Source data:
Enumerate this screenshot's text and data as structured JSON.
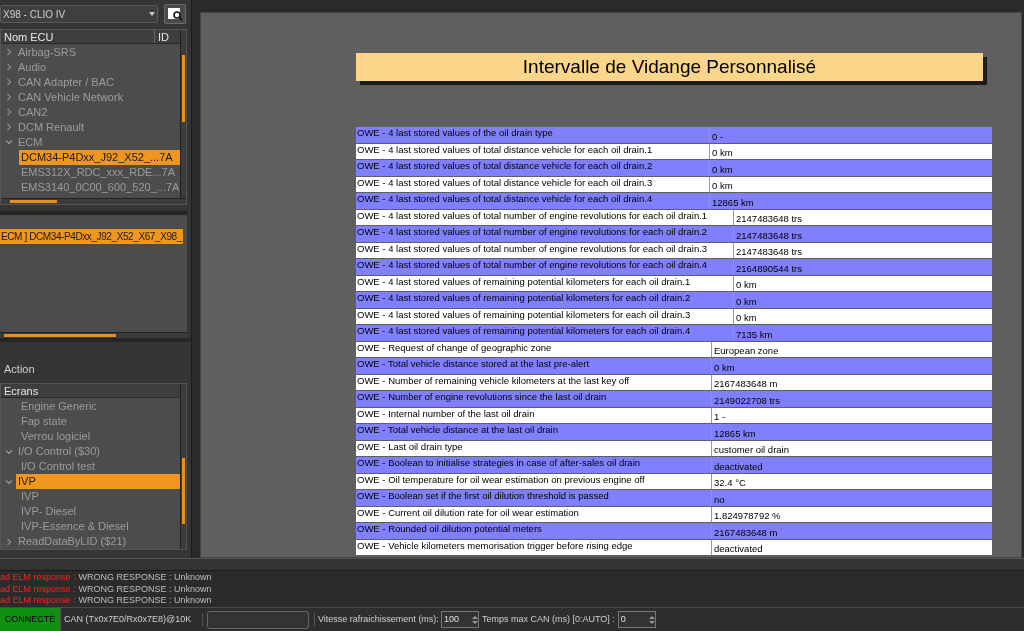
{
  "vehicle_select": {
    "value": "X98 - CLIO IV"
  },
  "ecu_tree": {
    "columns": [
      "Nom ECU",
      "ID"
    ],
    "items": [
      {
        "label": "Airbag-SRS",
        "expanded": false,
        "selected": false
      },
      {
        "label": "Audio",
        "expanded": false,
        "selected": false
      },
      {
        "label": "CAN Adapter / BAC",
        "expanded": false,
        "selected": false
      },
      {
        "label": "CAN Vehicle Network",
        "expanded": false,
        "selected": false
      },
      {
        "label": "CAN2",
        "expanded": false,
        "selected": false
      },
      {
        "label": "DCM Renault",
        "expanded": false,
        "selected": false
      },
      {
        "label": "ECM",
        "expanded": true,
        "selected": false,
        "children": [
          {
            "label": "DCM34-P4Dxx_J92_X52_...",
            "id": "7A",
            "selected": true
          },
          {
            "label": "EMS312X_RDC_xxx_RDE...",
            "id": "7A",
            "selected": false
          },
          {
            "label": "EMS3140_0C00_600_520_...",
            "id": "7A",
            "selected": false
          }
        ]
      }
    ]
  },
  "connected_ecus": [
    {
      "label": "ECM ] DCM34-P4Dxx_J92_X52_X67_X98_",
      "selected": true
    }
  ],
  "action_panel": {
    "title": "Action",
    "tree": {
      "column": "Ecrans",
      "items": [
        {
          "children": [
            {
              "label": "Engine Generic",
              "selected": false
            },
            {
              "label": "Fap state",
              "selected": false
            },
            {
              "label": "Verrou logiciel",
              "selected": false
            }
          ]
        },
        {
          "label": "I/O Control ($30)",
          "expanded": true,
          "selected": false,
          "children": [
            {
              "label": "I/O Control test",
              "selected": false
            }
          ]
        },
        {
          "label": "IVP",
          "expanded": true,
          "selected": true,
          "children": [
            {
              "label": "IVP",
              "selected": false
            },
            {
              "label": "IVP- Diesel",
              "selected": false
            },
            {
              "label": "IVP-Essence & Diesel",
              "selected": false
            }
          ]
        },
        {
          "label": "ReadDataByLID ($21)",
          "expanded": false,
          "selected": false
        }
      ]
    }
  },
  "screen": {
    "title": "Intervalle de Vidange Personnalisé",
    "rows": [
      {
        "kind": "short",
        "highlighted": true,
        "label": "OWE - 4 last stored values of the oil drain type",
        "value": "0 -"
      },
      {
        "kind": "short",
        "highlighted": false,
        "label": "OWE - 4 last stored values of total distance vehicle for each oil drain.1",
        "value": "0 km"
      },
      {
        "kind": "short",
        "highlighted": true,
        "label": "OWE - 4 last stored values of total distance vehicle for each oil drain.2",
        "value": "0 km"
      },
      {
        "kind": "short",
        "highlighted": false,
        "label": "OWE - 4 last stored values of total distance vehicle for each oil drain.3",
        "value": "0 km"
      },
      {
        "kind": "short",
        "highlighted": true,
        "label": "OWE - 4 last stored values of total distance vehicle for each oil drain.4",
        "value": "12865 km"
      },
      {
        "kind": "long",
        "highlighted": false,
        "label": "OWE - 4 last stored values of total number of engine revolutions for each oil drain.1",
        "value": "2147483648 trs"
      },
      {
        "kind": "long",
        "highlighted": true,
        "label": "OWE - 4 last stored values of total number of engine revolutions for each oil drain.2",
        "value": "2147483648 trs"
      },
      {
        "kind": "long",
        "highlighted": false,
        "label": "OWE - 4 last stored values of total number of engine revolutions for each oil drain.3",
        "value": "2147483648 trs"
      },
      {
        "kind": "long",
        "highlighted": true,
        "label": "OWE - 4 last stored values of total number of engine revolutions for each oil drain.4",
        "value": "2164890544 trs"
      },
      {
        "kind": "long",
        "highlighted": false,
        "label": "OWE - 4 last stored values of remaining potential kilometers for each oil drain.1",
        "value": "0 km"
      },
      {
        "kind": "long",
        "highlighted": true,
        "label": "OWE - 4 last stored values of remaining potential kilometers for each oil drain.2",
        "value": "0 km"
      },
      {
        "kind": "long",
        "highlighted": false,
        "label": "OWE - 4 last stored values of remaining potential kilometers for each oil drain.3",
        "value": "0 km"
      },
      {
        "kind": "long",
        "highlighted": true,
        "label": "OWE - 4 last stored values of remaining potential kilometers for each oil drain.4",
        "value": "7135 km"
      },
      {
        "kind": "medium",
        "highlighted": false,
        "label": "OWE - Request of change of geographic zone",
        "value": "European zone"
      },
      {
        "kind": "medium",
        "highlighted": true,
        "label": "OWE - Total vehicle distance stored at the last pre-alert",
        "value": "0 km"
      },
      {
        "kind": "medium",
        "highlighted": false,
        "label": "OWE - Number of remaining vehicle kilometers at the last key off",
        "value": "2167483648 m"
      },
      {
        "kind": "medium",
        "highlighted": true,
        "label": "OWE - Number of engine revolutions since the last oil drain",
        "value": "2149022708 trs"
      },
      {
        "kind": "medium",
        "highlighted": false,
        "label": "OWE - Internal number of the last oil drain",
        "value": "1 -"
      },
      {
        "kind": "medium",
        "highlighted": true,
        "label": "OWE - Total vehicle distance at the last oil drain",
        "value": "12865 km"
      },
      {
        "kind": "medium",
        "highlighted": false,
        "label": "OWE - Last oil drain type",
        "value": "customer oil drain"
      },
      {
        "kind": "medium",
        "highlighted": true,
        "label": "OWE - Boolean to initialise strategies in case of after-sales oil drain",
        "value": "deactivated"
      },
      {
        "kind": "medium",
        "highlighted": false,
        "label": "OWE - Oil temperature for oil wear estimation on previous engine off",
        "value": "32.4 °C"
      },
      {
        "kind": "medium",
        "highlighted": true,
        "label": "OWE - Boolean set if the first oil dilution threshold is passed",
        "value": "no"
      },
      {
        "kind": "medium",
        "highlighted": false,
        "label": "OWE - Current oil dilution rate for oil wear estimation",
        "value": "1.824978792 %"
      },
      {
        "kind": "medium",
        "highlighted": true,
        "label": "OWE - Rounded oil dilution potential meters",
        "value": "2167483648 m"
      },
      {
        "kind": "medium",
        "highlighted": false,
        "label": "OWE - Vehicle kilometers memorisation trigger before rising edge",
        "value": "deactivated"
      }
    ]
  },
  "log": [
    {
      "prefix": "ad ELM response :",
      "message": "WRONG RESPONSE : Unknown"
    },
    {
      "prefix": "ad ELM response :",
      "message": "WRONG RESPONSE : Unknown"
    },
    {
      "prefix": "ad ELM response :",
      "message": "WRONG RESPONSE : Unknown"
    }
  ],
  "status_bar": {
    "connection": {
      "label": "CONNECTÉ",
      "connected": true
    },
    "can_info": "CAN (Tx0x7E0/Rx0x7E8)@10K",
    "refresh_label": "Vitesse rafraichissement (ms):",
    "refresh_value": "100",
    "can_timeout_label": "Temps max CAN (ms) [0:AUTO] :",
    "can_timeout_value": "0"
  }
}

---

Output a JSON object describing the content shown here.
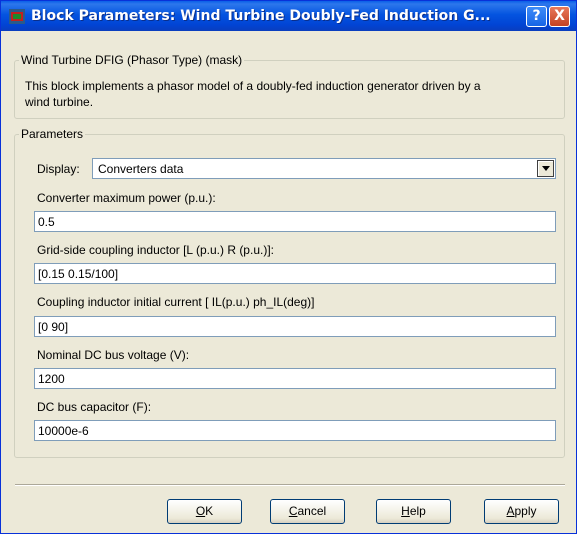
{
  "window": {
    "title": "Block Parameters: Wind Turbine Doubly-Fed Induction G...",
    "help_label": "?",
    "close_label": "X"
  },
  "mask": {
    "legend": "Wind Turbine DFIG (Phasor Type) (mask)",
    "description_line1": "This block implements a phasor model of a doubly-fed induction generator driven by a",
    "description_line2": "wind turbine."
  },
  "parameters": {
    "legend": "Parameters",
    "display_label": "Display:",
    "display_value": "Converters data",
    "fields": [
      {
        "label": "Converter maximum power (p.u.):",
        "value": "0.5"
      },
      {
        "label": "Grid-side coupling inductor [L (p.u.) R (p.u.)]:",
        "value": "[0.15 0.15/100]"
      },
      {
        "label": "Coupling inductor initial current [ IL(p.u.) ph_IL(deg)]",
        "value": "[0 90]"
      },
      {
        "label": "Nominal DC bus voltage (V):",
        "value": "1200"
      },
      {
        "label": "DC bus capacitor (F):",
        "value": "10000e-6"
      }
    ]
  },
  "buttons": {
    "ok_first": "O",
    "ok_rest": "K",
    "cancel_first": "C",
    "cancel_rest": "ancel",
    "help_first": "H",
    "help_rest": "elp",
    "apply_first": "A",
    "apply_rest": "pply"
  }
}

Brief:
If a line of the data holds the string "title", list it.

Response to this exercise:
    "title": "Action",
    "title": "Intervalle de Vidange Personnalisé",
    "title": "Block Parameters: Wind Turbine Doubly-Fed Induction G...",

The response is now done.